• Exercise
Below are the records; retype them exactly and omit each picture.

Records excerpted from a collection
────

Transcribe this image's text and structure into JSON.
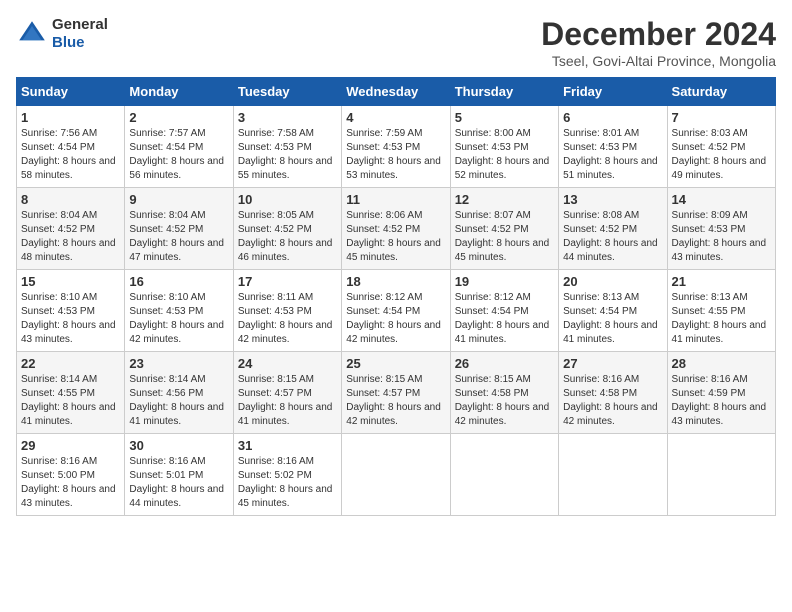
{
  "header": {
    "logo_line1": "General",
    "logo_line2": "Blue",
    "month_title": "December 2024",
    "subtitle": "Tseel, Govi-Altai Province, Mongolia"
  },
  "days_of_week": [
    "Sunday",
    "Monday",
    "Tuesday",
    "Wednesday",
    "Thursday",
    "Friday",
    "Saturday"
  ],
  "weeks": [
    [
      {
        "num": "1",
        "sunrise": "Sunrise: 7:56 AM",
        "sunset": "Sunset: 4:54 PM",
        "daylight": "Daylight: 8 hours and 58 minutes."
      },
      {
        "num": "2",
        "sunrise": "Sunrise: 7:57 AM",
        "sunset": "Sunset: 4:54 PM",
        "daylight": "Daylight: 8 hours and 56 minutes."
      },
      {
        "num": "3",
        "sunrise": "Sunrise: 7:58 AM",
        "sunset": "Sunset: 4:53 PM",
        "daylight": "Daylight: 8 hours and 55 minutes."
      },
      {
        "num": "4",
        "sunrise": "Sunrise: 7:59 AM",
        "sunset": "Sunset: 4:53 PM",
        "daylight": "Daylight: 8 hours and 53 minutes."
      },
      {
        "num": "5",
        "sunrise": "Sunrise: 8:00 AM",
        "sunset": "Sunset: 4:53 PM",
        "daylight": "Daylight: 8 hours and 52 minutes."
      },
      {
        "num": "6",
        "sunrise": "Sunrise: 8:01 AM",
        "sunset": "Sunset: 4:53 PM",
        "daylight": "Daylight: 8 hours and 51 minutes."
      },
      {
        "num": "7",
        "sunrise": "Sunrise: 8:03 AM",
        "sunset": "Sunset: 4:52 PM",
        "daylight": "Daylight: 8 hours and 49 minutes."
      }
    ],
    [
      {
        "num": "8",
        "sunrise": "Sunrise: 8:04 AM",
        "sunset": "Sunset: 4:52 PM",
        "daylight": "Daylight: 8 hours and 48 minutes."
      },
      {
        "num": "9",
        "sunrise": "Sunrise: 8:04 AM",
        "sunset": "Sunset: 4:52 PM",
        "daylight": "Daylight: 8 hours and 47 minutes."
      },
      {
        "num": "10",
        "sunrise": "Sunrise: 8:05 AM",
        "sunset": "Sunset: 4:52 PM",
        "daylight": "Daylight: 8 hours and 46 minutes."
      },
      {
        "num": "11",
        "sunrise": "Sunrise: 8:06 AM",
        "sunset": "Sunset: 4:52 PM",
        "daylight": "Daylight: 8 hours and 45 minutes."
      },
      {
        "num": "12",
        "sunrise": "Sunrise: 8:07 AM",
        "sunset": "Sunset: 4:52 PM",
        "daylight": "Daylight: 8 hours and 45 minutes."
      },
      {
        "num": "13",
        "sunrise": "Sunrise: 8:08 AM",
        "sunset": "Sunset: 4:52 PM",
        "daylight": "Daylight: 8 hours and 44 minutes."
      },
      {
        "num": "14",
        "sunrise": "Sunrise: 8:09 AM",
        "sunset": "Sunset: 4:53 PM",
        "daylight": "Daylight: 8 hours and 43 minutes."
      }
    ],
    [
      {
        "num": "15",
        "sunrise": "Sunrise: 8:10 AM",
        "sunset": "Sunset: 4:53 PM",
        "daylight": "Daylight: 8 hours and 43 minutes."
      },
      {
        "num": "16",
        "sunrise": "Sunrise: 8:10 AM",
        "sunset": "Sunset: 4:53 PM",
        "daylight": "Daylight: 8 hours and 42 minutes."
      },
      {
        "num": "17",
        "sunrise": "Sunrise: 8:11 AM",
        "sunset": "Sunset: 4:53 PM",
        "daylight": "Daylight: 8 hours and 42 minutes."
      },
      {
        "num": "18",
        "sunrise": "Sunrise: 8:12 AM",
        "sunset": "Sunset: 4:54 PM",
        "daylight": "Daylight: 8 hours and 42 minutes."
      },
      {
        "num": "19",
        "sunrise": "Sunrise: 8:12 AM",
        "sunset": "Sunset: 4:54 PM",
        "daylight": "Daylight: 8 hours and 41 minutes."
      },
      {
        "num": "20",
        "sunrise": "Sunrise: 8:13 AM",
        "sunset": "Sunset: 4:54 PM",
        "daylight": "Daylight: 8 hours and 41 minutes."
      },
      {
        "num": "21",
        "sunrise": "Sunrise: 8:13 AM",
        "sunset": "Sunset: 4:55 PM",
        "daylight": "Daylight: 8 hours and 41 minutes."
      }
    ],
    [
      {
        "num": "22",
        "sunrise": "Sunrise: 8:14 AM",
        "sunset": "Sunset: 4:55 PM",
        "daylight": "Daylight: 8 hours and 41 minutes."
      },
      {
        "num": "23",
        "sunrise": "Sunrise: 8:14 AM",
        "sunset": "Sunset: 4:56 PM",
        "daylight": "Daylight: 8 hours and 41 minutes."
      },
      {
        "num": "24",
        "sunrise": "Sunrise: 8:15 AM",
        "sunset": "Sunset: 4:57 PM",
        "daylight": "Daylight: 8 hours and 41 minutes."
      },
      {
        "num": "25",
        "sunrise": "Sunrise: 8:15 AM",
        "sunset": "Sunset: 4:57 PM",
        "daylight": "Daylight: 8 hours and 42 minutes."
      },
      {
        "num": "26",
        "sunrise": "Sunrise: 8:15 AM",
        "sunset": "Sunset: 4:58 PM",
        "daylight": "Daylight: 8 hours and 42 minutes."
      },
      {
        "num": "27",
        "sunrise": "Sunrise: 8:16 AM",
        "sunset": "Sunset: 4:58 PM",
        "daylight": "Daylight: 8 hours and 42 minutes."
      },
      {
        "num": "28",
        "sunrise": "Sunrise: 8:16 AM",
        "sunset": "Sunset: 4:59 PM",
        "daylight": "Daylight: 8 hours and 43 minutes."
      }
    ],
    [
      {
        "num": "29",
        "sunrise": "Sunrise: 8:16 AM",
        "sunset": "Sunset: 5:00 PM",
        "daylight": "Daylight: 8 hours and 43 minutes."
      },
      {
        "num": "30",
        "sunrise": "Sunrise: 8:16 AM",
        "sunset": "Sunset: 5:01 PM",
        "daylight": "Daylight: 8 hours and 44 minutes."
      },
      {
        "num": "31",
        "sunrise": "Sunrise: 8:16 AM",
        "sunset": "Sunset: 5:02 PM",
        "daylight": "Daylight: 8 hours and 45 minutes."
      },
      null,
      null,
      null,
      null
    ]
  ]
}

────

• Output for this task
Transcribe this image's text and structure into JSON.
{
  "header": {
    "logo_line1": "General",
    "logo_line2": "Blue",
    "month_title": "December 2024",
    "subtitle": "Tseel, Govi-Altai Province, Mongolia"
  },
  "days_of_week": [
    "Sunday",
    "Monday",
    "Tuesday",
    "Wednesday",
    "Thursday",
    "Friday",
    "Saturday"
  ],
  "weeks": [
    [
      {
        "num": "1",
        "sunrise": "Sunrise: 7:56 AM",
        "sunset": "Sunset: 4:54 PM",
        "daylight": "Daylight: 8 hours and 58 minutes."
      },
      {
        "num": "2",
        "sunrise": "Sunrise: 7:57 AM",
        "sunset": "Sunset: 4:54 PM",
        "daylight": "Daylight: 8 hours and 56 minutes."
      },
      {
        "num": "3",
        "sunrise": "Sunrise: 7:58 AM",
        "sunset": "Sunset: 4:53 PM",
        "daylight": "Daylight: 8 hours and 55 minutes."
      },
      {
        "num": "4",
        "sunrise": "Sunrise: 7:59 AM",
        "sunset": "Sunset: 4:53 PM",
        "daylight": "Daylight: 8 hours and 53 minutes."
      },
      {
        "num": "5",
        "sunrise": "Sunrise: 8:00 AM",
        "sunset": "Sunset: 4:53 PM",
        "daylight": "Daylight: 8 hours and 52 minutes."
      },
      {
        "num": "6",
        "sunrise": "Sunrise: 8:01 AM",
        "sunset": "Sunset: 4:53 PM",
        "daylight": "Daylight: 8 hours and 51 minutes."
      },
      {
        "num": "7",
        "sunrise": "Sunrise: 8:03 AM",
        "sunset": "Sunset: 4:52 PM",
        "daylight": "Daylight: 8 hours and 49 minutes."
      }
    ],
    [
      {
        "num": "8",
        "sunrise": "Sunrise: 8:04 AM",
        "sunset": "Sunset: 4:52 PM",
        "daylight": "Daylight: 8 hours and 48 minutes."
      },
      {
        "num": "9",
        "sunrise": "Sunrise: 8:04 AM",
        "sunset": "Sunset: 4:52 PM",
        "daylight": "Daylight: 8 hours and 47 minutes."
      },
      {
        "num": "10",
        "sunrise": "Sunrise: 8:05 AM",
        "sunset": "Sunset: 4:52 PM",
        "daylight": "Daylight: 8 hours and 46 minutes."
      },
      {
        "num": "11",
        "sunrise": "Sunrise: 8:06 AM",
        "sunset": "Sunset: 4:52 PM",
        "daylight": "Daylight: 8 hours and 45 minutes."
      },
      {
        "num": "12",
        "sunrise": "Sunrise: 8:07 AM",
        "sunset": "Sunset: 4:52 PM",
        "daylight": "Daylight: 8 hours and 45 minutes."
      },
      {
        "num": "13",
        "sunrise": "Sunrise: 8:08 AM",
        "sunset": "Sunset: 4:52 PM",
        "daylight": "Daylight: 8 hours and 44 minutes."
      },
      {
        "num": "14",
        "sunrise": "Sunrise: 8:09 AM",
        "sunset": "Sunset: 4:53 PM",
        "daylight": "Daylight: 8 hours and 43 minutes."
      }
    ],
    [
      {
        "num": "15",
        "sunrise": "Sunrise: 8:10 AM",
        "sunset": "Sunset: 4:53 PM",
        "daylight": "Daylight: 8 hours and 43 minutes."
      },
      {
        "num": "16",
        "sunrise": "Sunrise: 8:10 AM",
        "sunset": "Sunset: 4:53 PM",
        "daylight": "Daylight: 8 hours and 42 minutes."
      },
      {
        "num": "17",
        "sunrise": "Sunrise: 8:11 AM",
        "sunset": "Sunset: 4:53 PM",
        "daylight": "Daylight: 8 hours and 42 minutes."
      },
      {
        "num": "18",
        "sunrise": "Sunrise: 8:12 AM",
        "sunset": "Sunset: 4:54 PM",
        "daylight": "Daylight: 8 hours and 42 minutes."
      },
      {
        "num": "19",
        "sunrise": "Sunrise: 8:12 AM",
        "sunset": "Sunset: 4:54 PM",
        "daylight": "Daylight: 8 hours and 41 minutes."
      },
      {
        "num": "20",
        "sunrise": "Sunrise: 8:13 AM",
        "sunset": "Sunset: 4:54 PM",
        "daylight": "Daylight: 8 hours and 41 minutes."
      },
      {
        "num": "21",
        "sunrise": "Sunrise: 8:13 AM",
        "sunset": "Sunset: 4:55 PM",
        "daylight": "Daylight: 8 hours and 41 minutes."
      }
    ],
    [
      {
        "num": "22",
        "sunrise": "Sunrise: 8:14 AM",
        "sunset": "Sunset: 4:55 PM",
        "daylight": "Daylight: 8 hours and 41 minutes."
      },
      {
        "num": "23",
        "sunrise": "Sunrise: 8:14 AM",
        "sunset": "Sunset: 4:56 PM",
        "daylight": "Daylight: 8 hours and 41 minutes."
      },
      {
        "num": "24",
        "sunrise": "Sunrise: 8:15 AM",
        "sunset": "Sunset: 4:57 PM",
        "daylight": "Daylight: 8 hours and 41 minutes."
      },
      {
        "num": "25",
        "sunrise": "Sunrise: 8:15 AM",
        "sunset": "Sunset: 4:57 PM",
        "daylight": "Daylight: 8 hours and 42 minutes."
      },
      {
        "num": "26",
        "sunrise": "Sunrise: 8:15 AM",
        "sunset": "Sunset: 4:58 PM",
        "daylight": "Daylight: 8 hours and 42 minutes."
      },
      {
        "num": "27",
        "sunrise": "Sunrise: 8:16 AM",
        "sunset": "Sunset: 4:58 PM",
        "daylight": "Daylight: 8 hours and 42 minutes."
      },
      {
        "num": "28",
        "sunrise": "Sunrise: 8:16 AM",
        "sunset": "Sunset: 4:59 PM",
        "daylight": "Daylight: 8 hours and 43 minutes."
      }
    ],
    [
      {
        "num": "29",
        "sunrise": "Sunrise: 8:16 AM",
        "sunset": "Sunset: 5:00 PM",
        "daylight": "Daylight: 8 hours and 43 minutes."
      },
      {
        "num": "30",
        "sunrise": "Sunrise: 8:16 AM",
        "sunset": "Sunset: 5:01 PM",
        "daylight": "Daylight: 8 hours and 44 minutes."
      },
      {
        "num": "31",
        "sunrise": "Sunrise: 8:16 AM",
        "sunset": "Sunset: 5:02 PM",
        "daylight": "Daylight: 8 hours and 45 minutes."
      },
      null,
      null,
      null,
      null
    ]
  ]
}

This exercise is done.